▶ **What is being asked**:
Your answer should be the lines of the listing that contain the word "HISTORY".

▶ **Source material**:
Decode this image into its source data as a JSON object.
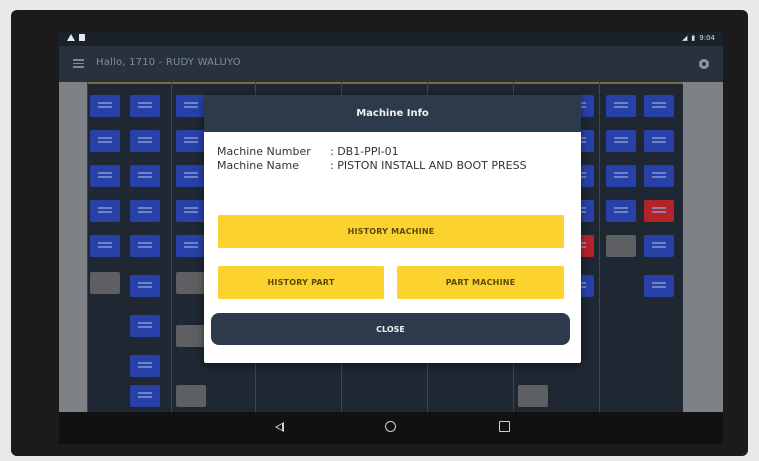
{
  "status": {
    "time": "9:04"
  },
  "appbar": {
    "title": "Hallo, 1710 - RUDY WALUYO"
  },
  "dialog": {
    "title": "Machine Info",
    "machine_number_label": "Machine Number",
    "machine_number_value": ": DB1-PPI-01",
    "machine_name_label": "Machine Name",
    "machine_name_value": ": PISTON INSTALL AND BOOT PRESS",
    "history_machine_label": "HISTORY MACHINE",
    "history_part_label": "HISTORY PART",
    "part_machine_label": "PART MACHINE",
    "close_label": "CLOSE"
  },
  "colors": {
    "accent": "#fcd22e",
    "header": "#2c3a4b",
    "tile": "#2741a8",
    "tile_alert": "#b4232a"
  },
  "icons": [
    "menu-icon",
    "settings-icon",
    "nav-back-icon",
    "nav-home-icon",
    "nav-recent-icon"
  ]
}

▶ **Exercise response**:
    "history_machine_label": "HISTORY MACHINE",
    "history_part_label": "HISTORY PART",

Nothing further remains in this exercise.